● Your task
Please write every entry out again, exactly as it reads below.

Records from a dataset:
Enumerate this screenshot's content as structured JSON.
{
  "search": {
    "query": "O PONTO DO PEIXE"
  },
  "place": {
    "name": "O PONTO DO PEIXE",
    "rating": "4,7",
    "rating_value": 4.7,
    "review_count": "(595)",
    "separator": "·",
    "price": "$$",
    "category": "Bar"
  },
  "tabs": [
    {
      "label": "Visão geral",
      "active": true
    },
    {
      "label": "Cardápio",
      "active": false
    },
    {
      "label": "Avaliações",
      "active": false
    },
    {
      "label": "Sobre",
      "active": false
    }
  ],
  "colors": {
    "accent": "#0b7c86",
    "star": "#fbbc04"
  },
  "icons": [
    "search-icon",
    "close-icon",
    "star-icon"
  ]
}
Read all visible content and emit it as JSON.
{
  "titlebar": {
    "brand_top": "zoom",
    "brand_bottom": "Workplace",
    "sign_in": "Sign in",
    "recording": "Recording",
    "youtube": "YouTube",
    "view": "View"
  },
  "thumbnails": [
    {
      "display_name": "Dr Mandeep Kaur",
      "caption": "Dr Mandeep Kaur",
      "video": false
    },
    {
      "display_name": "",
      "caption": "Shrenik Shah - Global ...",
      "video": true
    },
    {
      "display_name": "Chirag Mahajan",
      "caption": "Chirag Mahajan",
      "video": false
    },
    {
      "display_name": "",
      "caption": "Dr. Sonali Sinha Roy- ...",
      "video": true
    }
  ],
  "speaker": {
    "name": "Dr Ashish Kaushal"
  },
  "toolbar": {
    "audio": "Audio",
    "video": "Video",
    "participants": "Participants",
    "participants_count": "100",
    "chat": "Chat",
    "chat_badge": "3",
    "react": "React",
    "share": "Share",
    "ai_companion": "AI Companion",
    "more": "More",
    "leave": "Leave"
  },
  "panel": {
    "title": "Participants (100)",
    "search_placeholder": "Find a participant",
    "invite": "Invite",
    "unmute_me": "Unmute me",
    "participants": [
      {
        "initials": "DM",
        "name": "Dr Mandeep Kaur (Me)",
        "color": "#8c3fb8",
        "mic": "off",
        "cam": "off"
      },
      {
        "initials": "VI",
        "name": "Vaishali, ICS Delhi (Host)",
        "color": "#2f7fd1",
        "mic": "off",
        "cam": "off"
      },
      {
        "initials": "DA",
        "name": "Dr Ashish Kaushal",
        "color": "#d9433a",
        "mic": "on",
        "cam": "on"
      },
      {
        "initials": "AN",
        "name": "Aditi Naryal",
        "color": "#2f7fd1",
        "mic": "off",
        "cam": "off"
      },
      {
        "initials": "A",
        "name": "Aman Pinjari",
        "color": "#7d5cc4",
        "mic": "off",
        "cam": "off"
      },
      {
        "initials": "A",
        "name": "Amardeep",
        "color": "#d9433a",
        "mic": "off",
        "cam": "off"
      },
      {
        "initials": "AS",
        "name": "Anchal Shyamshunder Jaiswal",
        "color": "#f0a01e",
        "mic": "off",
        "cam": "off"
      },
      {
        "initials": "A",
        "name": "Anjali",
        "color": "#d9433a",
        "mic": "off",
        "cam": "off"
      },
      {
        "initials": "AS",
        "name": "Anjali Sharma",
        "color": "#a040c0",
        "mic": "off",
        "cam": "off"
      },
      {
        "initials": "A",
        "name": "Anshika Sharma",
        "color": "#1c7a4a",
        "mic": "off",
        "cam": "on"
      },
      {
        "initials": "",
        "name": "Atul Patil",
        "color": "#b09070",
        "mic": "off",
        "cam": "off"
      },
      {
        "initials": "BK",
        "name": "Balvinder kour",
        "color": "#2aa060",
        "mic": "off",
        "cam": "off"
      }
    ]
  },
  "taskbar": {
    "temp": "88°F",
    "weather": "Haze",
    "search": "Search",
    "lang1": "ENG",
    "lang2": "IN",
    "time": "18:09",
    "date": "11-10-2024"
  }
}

● Exercise output
Enumerate this screenshot's content as structured JSON.
{
  "search": {
    "query": "O PONTO DO PEIXE"
  },
  "place": {
    "name": "O PONTO DO PEIXE",
    "rating": "4,7",
    "rating_value": 4.7,
    "review_count": "(595)",
    "separator": "·",
    "price": "$$",
    "category": "Bar"
  },
  "tabs": [
    {
      "label": "Visão geral",
      "active": true
    },
    {
      "label": "Cardápio",
      "active": false
    },
    {
      "label": "Avaliações",
      "active": false
    },
    {
      "label": "Sobre",
      "active": false
    }
  ],
  "colors": {
    "accent": "#0b7c86",
    "star": "#fbbc04"
  },
  "icons": [
    "search-icon",
    "close-icon",
    "star-icon"
  ]
}
Read all visible content and emit it as JSON.
{
  "titlebar": {
    "brand_top": "zoom",
    "brand_bottom": "Workplace",
    "sign_in": "Sign in",
    "recording": "Recording",
    "youtube": "YouTube",
    "view": "View"
  },
  "thumbnails": [
    {
      "display_name": "Dr Mandeep Kaur",
      "caption": "Dr Mandeep Kaur",
      "video": false
    },
    {
      "display_name": "",
      "caption": "Shrenik Shah - Global ...",
      "video": true
    },
    {
      "display_name": "Chirag Mahajan",
      "caption": "Chirag Mahajan",
      "video": false
    },
    {
      "display_name": "",
      "caption": "Dr. Sonali Sinha Roy- ...",
      "video": true
    }
  ],
  "speaker": {
    "name": "Dr Ashish Kaushal"
  },
  "toolbar": {
    "audio": "Audio",
    "video": "Video",
    "participants": "Participants",
    "participants_count": "100",
    "chat": "Chat",
    "chat_badge": "3",
    "react": "React",
    "share": "Share",
    "ai_companion": "AI Companion",
    "more": "More",
    "leave": "Leave"
  },
  "panel": {
    "title": "Participants (100)",
    "search_placeholder": "Find a participant",
    "invite": "Invite",
    "unmute_me": "Unmute me",
    "participants": [
      {
        "initials": "DM",
        "name": "Dr Mandeep Kaur (Me)",
        "color": "#8c3fb8",
        "mic": "off",
        "cam": "off"
      },
      {
        "initials": "VI",
        "name": "Vaishali, ICS Delhi (Host)",
        "color": "#2f7fd1",
        "mic": "off",
        "cam": "off"
      },
      {
        "initials": "DA",
        "name": "Dr Ashish Kaushal",
        "color": "#d9433a",
        "mic": "on",
        "cam": "on"
      },
      {
        "initials": "AN",
        "name": "Aditi Naryal",
        "color": "#2f7fd1",
        "mic": "off",
        "cam": "off"
      },
      {
        "initials": "A",
        "name": "Aman Pinjari",
        "color": "#7d5cc4",
        "mic": "off",
        "cam": "off"
      },
      {
        "initials": "A",
        "name": "Amardeep",
        "color": "#d9433a",
        "mic": "off",
        "cam": "off"
      },
      {
        "initials": "AS",
        "name": "Anchal Shyamshunder Jaiswal",
        "color": "#f0a01e",
        "mic": "off",
        "cam": "off"
      },
      {
        "initials": "A",
        "name": "Anjali",
        "color": "#d9433a",
        "mic": "off",
        "cam": "off"
      },
      {
        "initials": "AS",
        "name": "Anjali Sharma",
        "color": "#a040c0",
        "mic": "off",
        "cam": "off"
      },
      {
        "initials": "A",
        "name": "Anshika Sharma",
        "color": "#1c7a4a",
        "mic": "off",
        "cam": "on"
      },
      {
        "initials": "",
        "name": "Atul Patil",
        "color": "#b09070",
        "mic": "off",
        "cam": "off"
      },
      {
        "initials": "BK",
        "name": "Balvinder kour",
        "color": "#2aa060",
        "mic": "off",
        "cam": "off"
      }
    ]
  },
  "taskbar": {
    "temp": "88°F",
    "weather": "Haze",
    "search": "Search",
    "lang1": "ENG",
    "lang2": "IN",
    "time": "18:09",
    "date": "11-10-2024"
  }
}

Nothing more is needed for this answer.